Post-construction earth was such a nice place to exist that life exploded into being almost instantly -- in interstellar terms -- with some scientists suggesting that the most primitive form of life appeared some 300 million years earlier than previously thought.
That would put the emergence of bobbling little microbe things to a timescale of around 4.1 billion years ago, and with the planet currently thought to be 4.54 billion years old it suggests life is even more keen to emerge and get going than previously thought.
The science stuff behind the discovery involves tracking carbon deposits left inside zircon crystals. Through dating these, UCLA researchers found evidence of life in the presence of graphite with a ratio of carbon-12 to carbon-13 that's a clear fingerprint of being photosynthesised, and it could've started happening even quicker -- the zircon that contains them is 4.1 billion years old, so the carbon bits inside may be older still.
Geochemist Mark Harrison from UCLA said: "Twenty years ago, this would have been heretical; finding evidence of life 3.8 billion years ago was shocking. Life on Earth may have started almost instantaneously.
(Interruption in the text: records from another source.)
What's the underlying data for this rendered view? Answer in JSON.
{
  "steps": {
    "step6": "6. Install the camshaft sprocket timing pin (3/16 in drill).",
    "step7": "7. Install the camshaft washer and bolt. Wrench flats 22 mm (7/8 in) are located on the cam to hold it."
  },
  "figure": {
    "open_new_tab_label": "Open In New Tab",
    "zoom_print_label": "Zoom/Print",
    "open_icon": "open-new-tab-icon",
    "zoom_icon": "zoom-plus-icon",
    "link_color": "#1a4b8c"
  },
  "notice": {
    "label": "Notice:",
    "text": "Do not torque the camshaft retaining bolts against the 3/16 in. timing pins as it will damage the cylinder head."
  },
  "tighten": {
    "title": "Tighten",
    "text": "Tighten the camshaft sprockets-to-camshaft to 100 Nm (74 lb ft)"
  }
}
With the right ingredients, life seems to form very quickly."
And it only takes 4.1 billion years for life to get bored of everything. [ET]